Health department administrator Paul Myers would not commit to announcing a peak for COVID-19 cases, but on Tuesday he told the Alachua County Board of County Commissioners (BOCC) that numbers are again moving in the right direction.
At Tuesday’s special meeting, Myers revealed that while the cumulative positivity rate for cases in Alachua County is 15.8 percent, state numbers released Friday show better numbers for the week of Aug. 20 to 26: 1,520 new cases with a positivity rate of 11.9 percent.
“While the positivity rate went down, we identified more cases,” Myers said. “And that’s because we did a lot more testing in Alachua County.”
Myers said the county administered 12,800 tests last week, leading to an overall rate of testing of 80 percent of the population in Alachua County since the start of the pandemic in March of 2019.
Myers said he was unable to verify the number of cumulative COVID-19 deaths, which was reported at 285 last week in Alachua County, because the Florida Department of Health (FDOH) “scrubbed the data” and he has no access to it.

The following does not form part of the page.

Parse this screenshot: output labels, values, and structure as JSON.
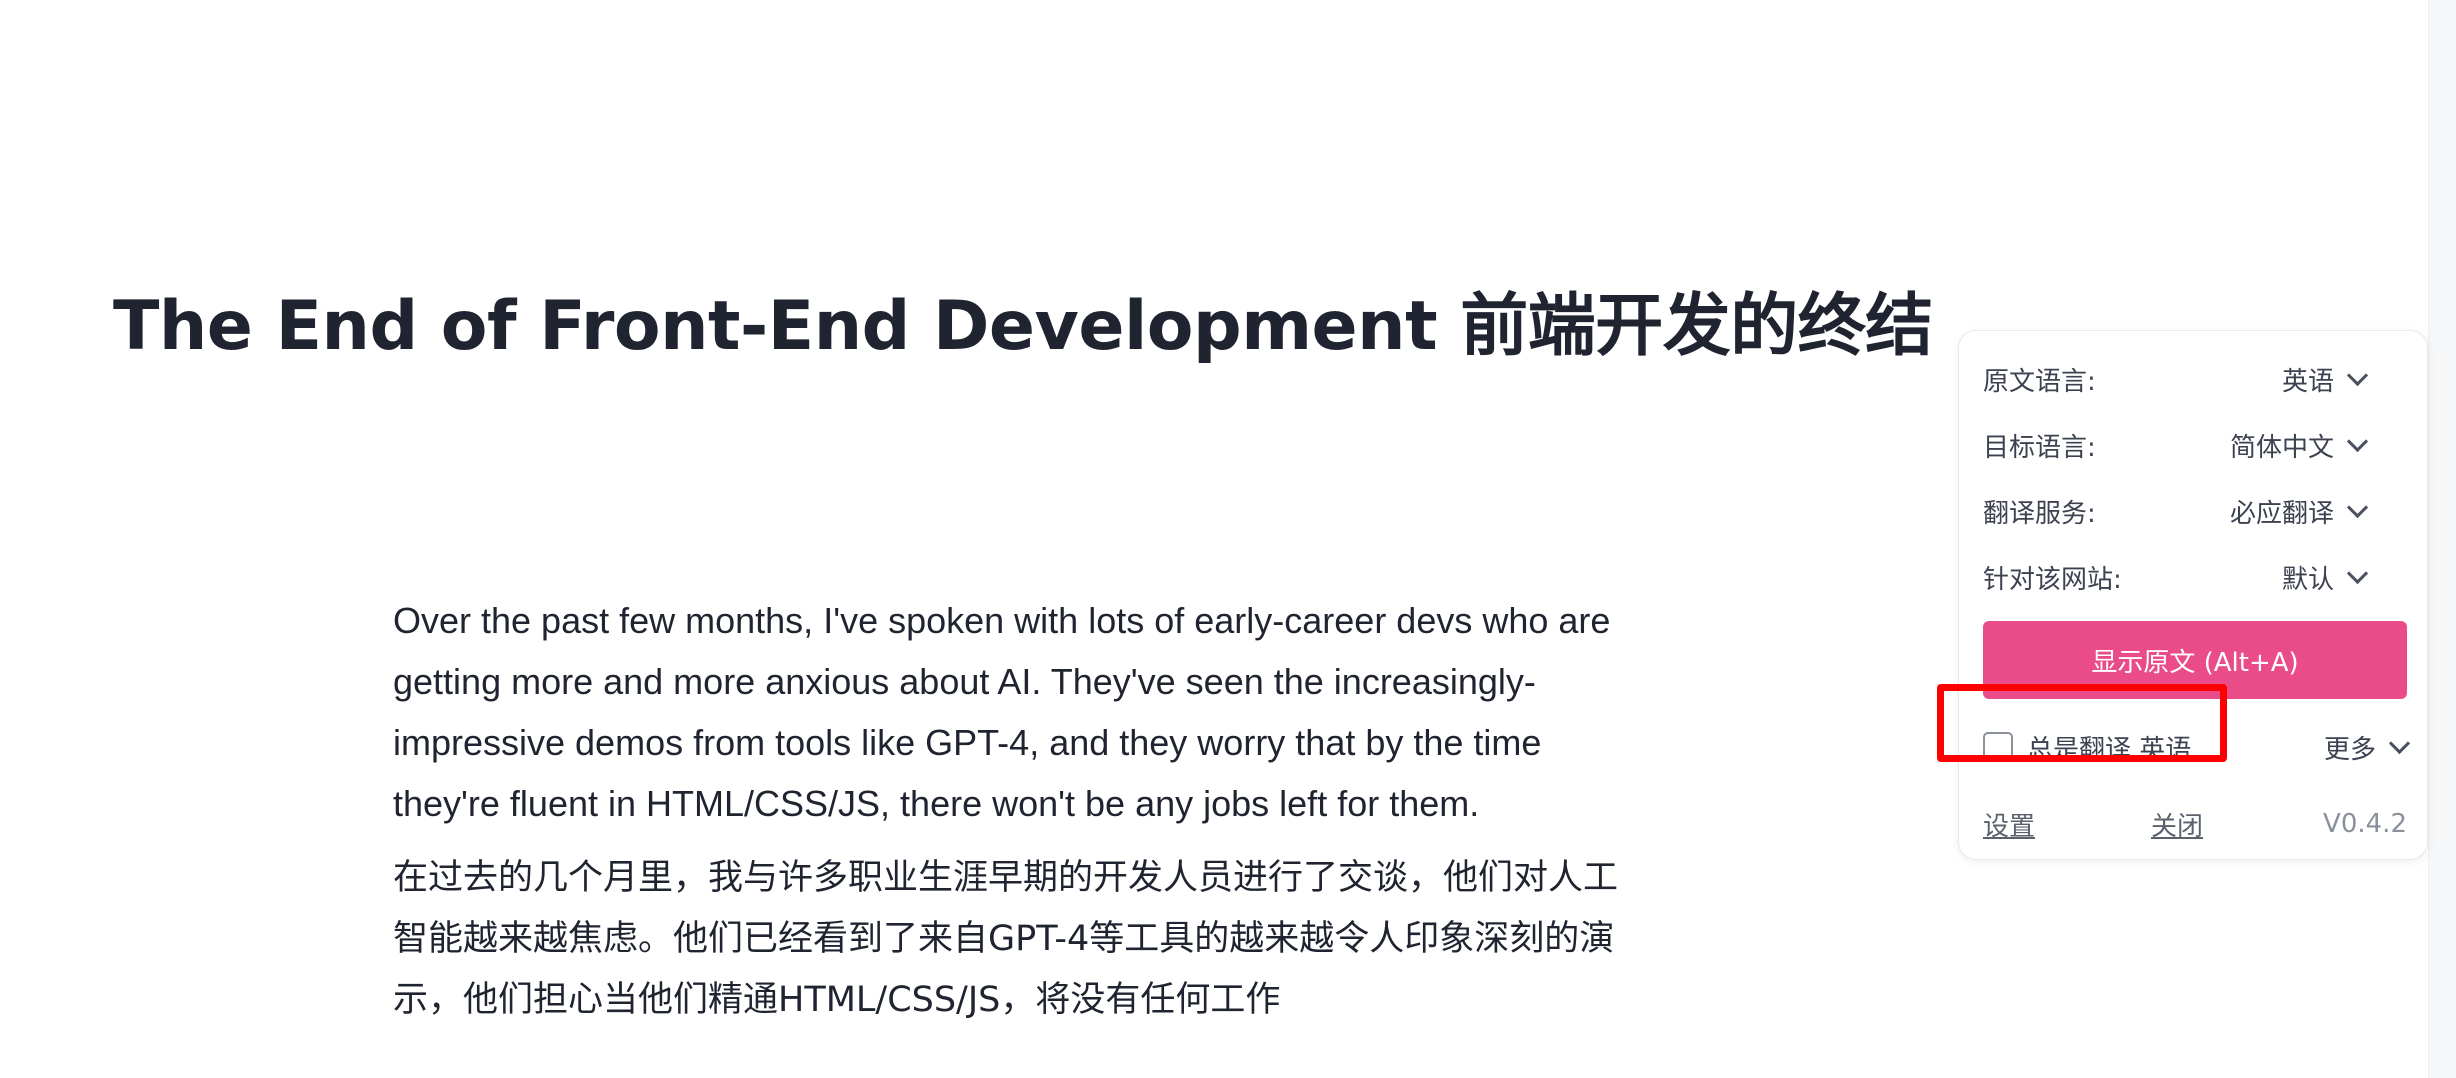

When asked if he thought Alachua County was at its peak since the delta variant caused case numbers and hospitalization to rise rapidly, Myers struck a tone of cautious optimism.

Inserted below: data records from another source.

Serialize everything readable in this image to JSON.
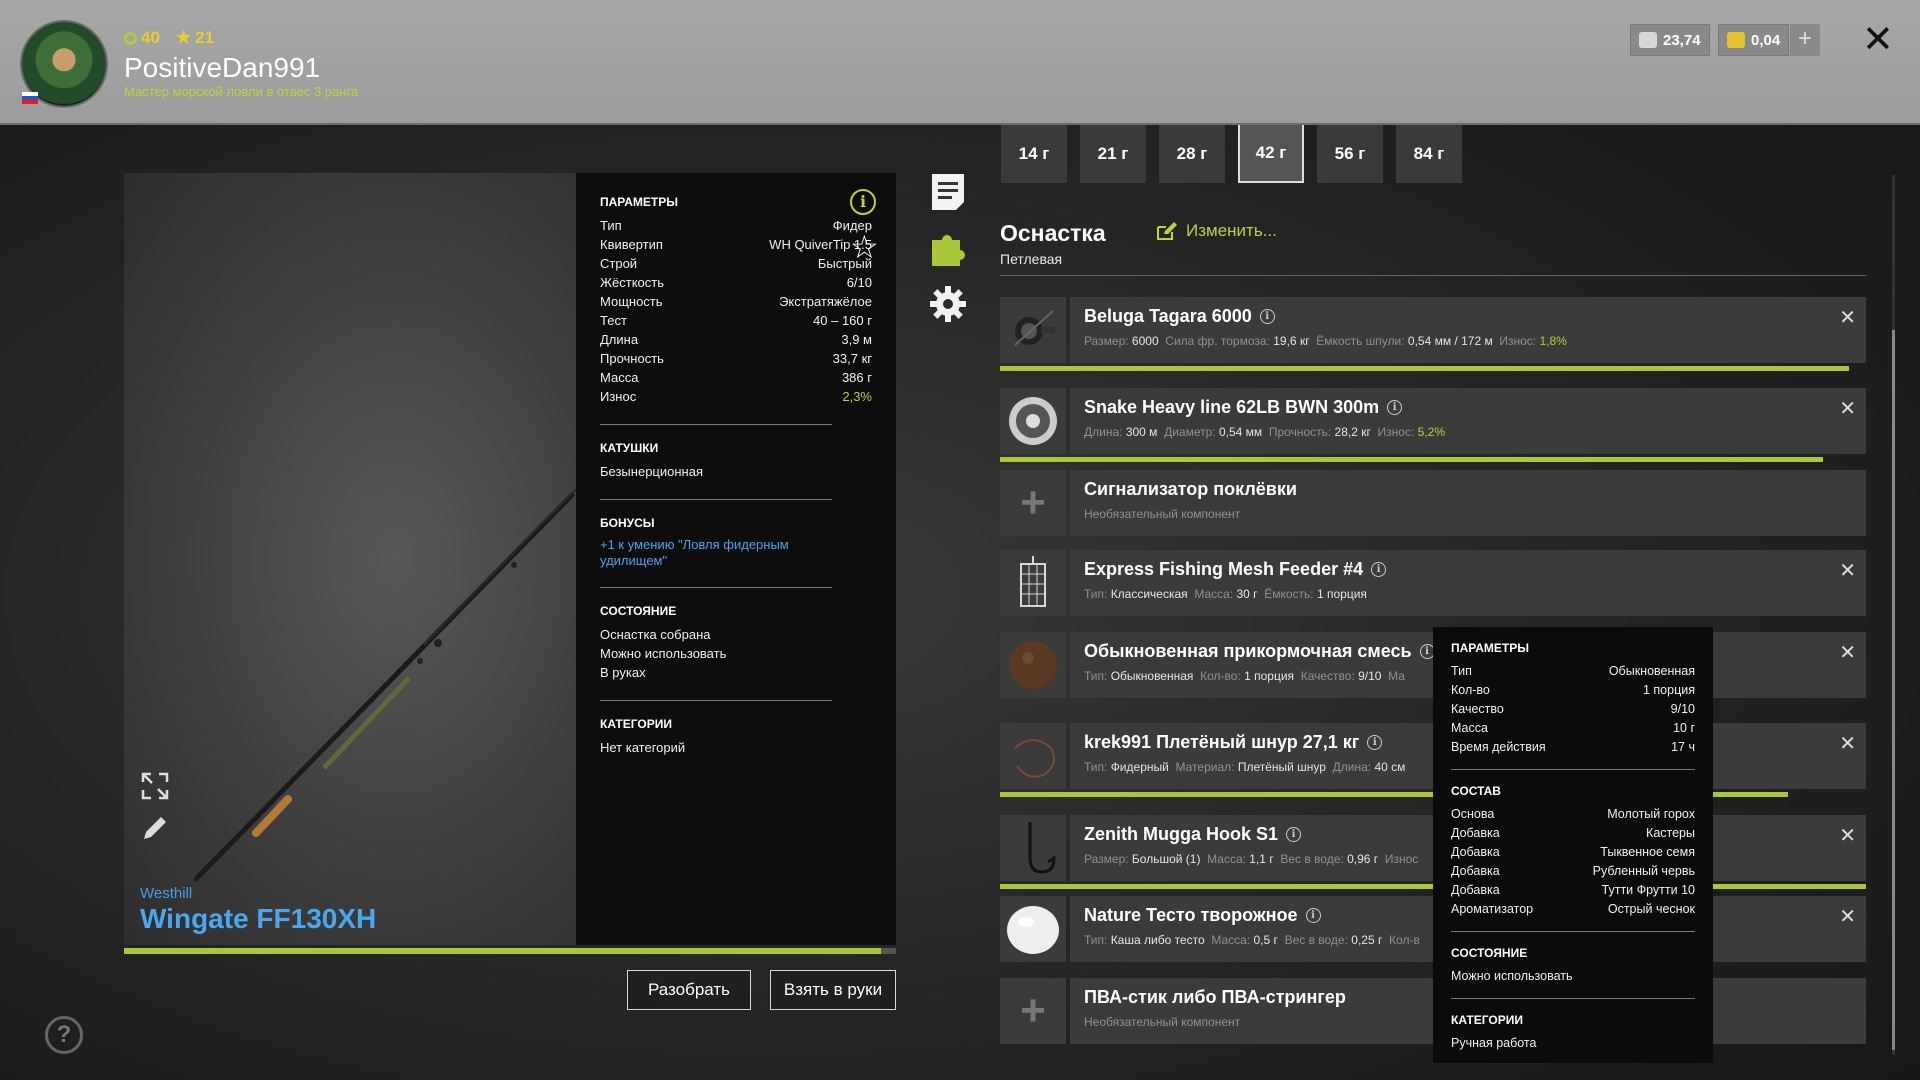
{
  "header": {
    "level": "40",
    "stars": "21",
    "username": "PositiveDan991",
    "rank": "Мастер морской ловли в отвес 3 ранга",
    "silver": "23,74",
    "gold": "0,04",
    "plus": "+",
    "close": "✕"
  },
  "rod": {
    "brand": "Westhill",
    "name": "Wingate FF130XH",
    "progress": 0.98,
    "params_title": "ПАРАМЕТРЫ",
    "params": [
      {
        "k": "Тип",
        "v": "Фидер"
      },
      {
        "k": "Квивертип",
        "v": "WH QuiverTip 1.5"
      },
      {
        "k": "Строй",
        "v": "Быстрый"
      },
      {
        "k": "Жёсткость",
        "v": "6/10"
      },
      {
        "k": "Мощность",
        "v": "Экстратяжёлое"
      },
      {
        "k": "Тест",
        "v": "40 – 160 г"
      },
      {
        "k": "Длина",
        "v": "3,9 м"
      },
      {
        "k": "Прочность",
        "v": "33,7 кг"
      },
      {
        "k": "Масса",
        "v": "386 г"
      },
      {
        "k": "Износ",
        "v": "2,3%"
      }
    ],
    "reels_title": "КАТУШКИ",
    "reels": "Безынерционная",
    "bonus_title": "БОНУСЫ",
    "bonus": "+1 к умению \"Ловля фидерным удилищем\"",
    "state_title": "СОСТОЯНИЕ",
    "states": [
      "Оснастка собрана",
      "Можно использовать",
      "В руках"
    ],
    "cat_title": "КАТЕГОРИИ",
    "categories": "Нет категорий",
    "info": "i",
    "star": "☆"
  },
  "buttons": {
    "disassemble": "Разобрать",
    "take": "Взять в руки",
    "help": "?"
  },
  "weights": [
    "14 г",
    "21 г",
    "28 г",
    "42 г",
    "56 г",
    "84 г"
  ],
  "weight_active": "42 г",
  "rig": {
    "title": "Оснастка",
    "subtitle": "Петлевая",
    "change": "Изменить..."
  },
  "components": [
    {
      "name": "Beluga Tagara 6000",
      "info": "i",
      "props": [
        [
          "Размер:",
          "6000"
        ],
        [
          "Сила фр. тормоза:",
          "19,6 кг"
        ],
        [
          "Ёмкость шпули:",
          "0,54 мм / 172 м"
        ],
        [
          "Износ:",
          "1,8%"
        ]
      ],
      "wear": 0.98,
      "icon": "reel-icon"
    },
    {
      "name": "Snake Heavy line 62LB BWN 300m",
      "info": "i",
      "props": [
        [
          "Длина:",
          "300 м"
        ],
        [
          "Диаметр:",
          "0,54 мм"
        ],
        [
          "Прочность:",
          "28,2 кг"
        ],
        [
          "Износ:",
          "5,2%"
        ]
      ],
      "wear": 0.95,
      "icon": "line-spool-icon"
    },
    {
      "name": "Сигнализатор поклёвки",
      "info": "",
      "optional": "Необязательный компонент",
      "icon": "plus-icon"
    },
    {
      "name": "Express Fishing Mesh Feeder #4",
      "info": "i",
      "props": [
        [
          "Тип:",
          "Классическая"
        ],
        [
          "Масса:",
          "30 г"
        ],
        [
          "Ёмкость:",
          "1 порция"
        ]
      ],
      "icon": "feeder-icon"
    },
    {
      "name": "Обыкновенная прикормочная смесь",
      "info": "i",
      "props": [
        [
          "Тип:",
          "Обыкновенная"
        ],
        [
          "Кол-во:",
          "1 порция"
        ],
        [
          "Качество:",
          "9/10"
        ],
        [
          "Ма",
          ""
        ]
      ],
      "icon": "groundbait-icon"
    },
    {
      "name": "krek991 Плетёный шнур 27,1 кг",
      "info": "i",
      "props": [
        [
          "Тип:",
          "Фидерный"
        ],
        [
          "Материал:",
          "Плетёный шнур"
        ],
        [
          "Длина:",
          "40 см"
        ]
      ],
      "wear": 0.91,
      "icon": "leader-icon"
    },
    {
      "name": "Zenith Mugga Hook S1",
      "info": "i",
      "props": [
        [
          "Размер:",
          "Большой (1)"
        ],
        [
          "Масса:",
          "1,1 г"
        ],
        [
          "Вес в воде:",
          "0,96 г"
        ],
        [
          "Износ",
          ""
        ]
      ],
      "wear": 1.0,
      "icon": "hook-icon"
    },
    {
      "name": "Nature Тесто творожное",
      "info": "i",
      "props": [
        [
          "Тип:",
          "Каша либо тесто"
        ],
        [
          "Масса:",
          "0,5 г"
        ],
        [
          "Вес в воде:",
          "0,25 г"
        ],
        [
          "Кол-в",
          ""
        ]
      ],
      "icon": "dough-icon"
    },
    {
      "name": "ПВА-стик либо ПВА-стрингер",
      "info": "",
      "optional": "Необязательный компонент",
      "icon": "plus-icon"
    }
  ],
  "tooltip": {
    "params_title": "ПАРАМЕТРЫ",
    "params": [
      {
        "k": "Тип",
        "v": "Обыкновенная"
      },
      {
        "k": "Кол-во",
        "v": "1 порция"
      },
      {
        "k": "Качество",
        "v": "9/10"
      },
      {
        "k": "Масса",
        "v": "10 г"
      },
      {
        "k": "Время действия",
        "v": "17 ч"
      }
    ],
    "comp_title": "СОСТАВ",
    "composition": [
      {
        "k": "Основа",
        "v": "Молотый горох"
      },
      {
        "k": "Добавка",
        "v": "Кастеры"
      },
      {
        "k": "Добавка",
        "v": "Тыквенное семя"
      },
      {
        "k": "Добавка",
        "v": "Рубленный червь"
      },
      {
        "k": "Добавка",
        "v": "Тутти Фрутти 10"
      },
      {
        "k": "Ароматизатор",
        "v": "Острый чеснок"
      }
    ],
    "state_title": "СОСТОЯНИЕ",
    "state": "Можно использовать",
    "cat_title": "КАТЕГОРИИ",
    "category": "Ручная работа"
  },
  "colors": {
    "accent": "#bcd23f",
    "link": "#4aa6ee",
    "progress": "#a7c83a"
  }
}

“I’m not ready to say that we have hit our peak or plateaued,” he said. “It’s too early to tell, although the data is not getting any worse. The really good news is that some of the pressure is being taken off of hospitals and pediatric hospitalizations seem to be relenting a bit.”
Myers said that prior to the spring of 2021, one pediatric hospitalization was concerning, but as of Tuesday, there are 11 pediatric COVID-19 patients in the ICU.
“This is a disease that is certainly taking its toll on the younger population,” Myers said.
Myers attributed the drop in positivity to increased vaccinations, face mask use, the county’s emergency order, and vaccine incentive programs.
Currently, 66 percent of eligible Alachua County residents are fully vaccinated.
“Perhaps that $25 will convince people to take that next step,” he said, referring to the county’s vaccine incentive plan that pays residents $25 per COVID-19 vaccine shot, including the booster, starting Wednesday.
The BOCC voted unanimously to extend the state of emergency for another week and the short-term emergency order requiring face masks indoors at public places.
They added to the order that businesses are required to display face mask requirement signage. The county has a sign for businesses to download online. The county has a separate sign specific to bars and restaurants also available online.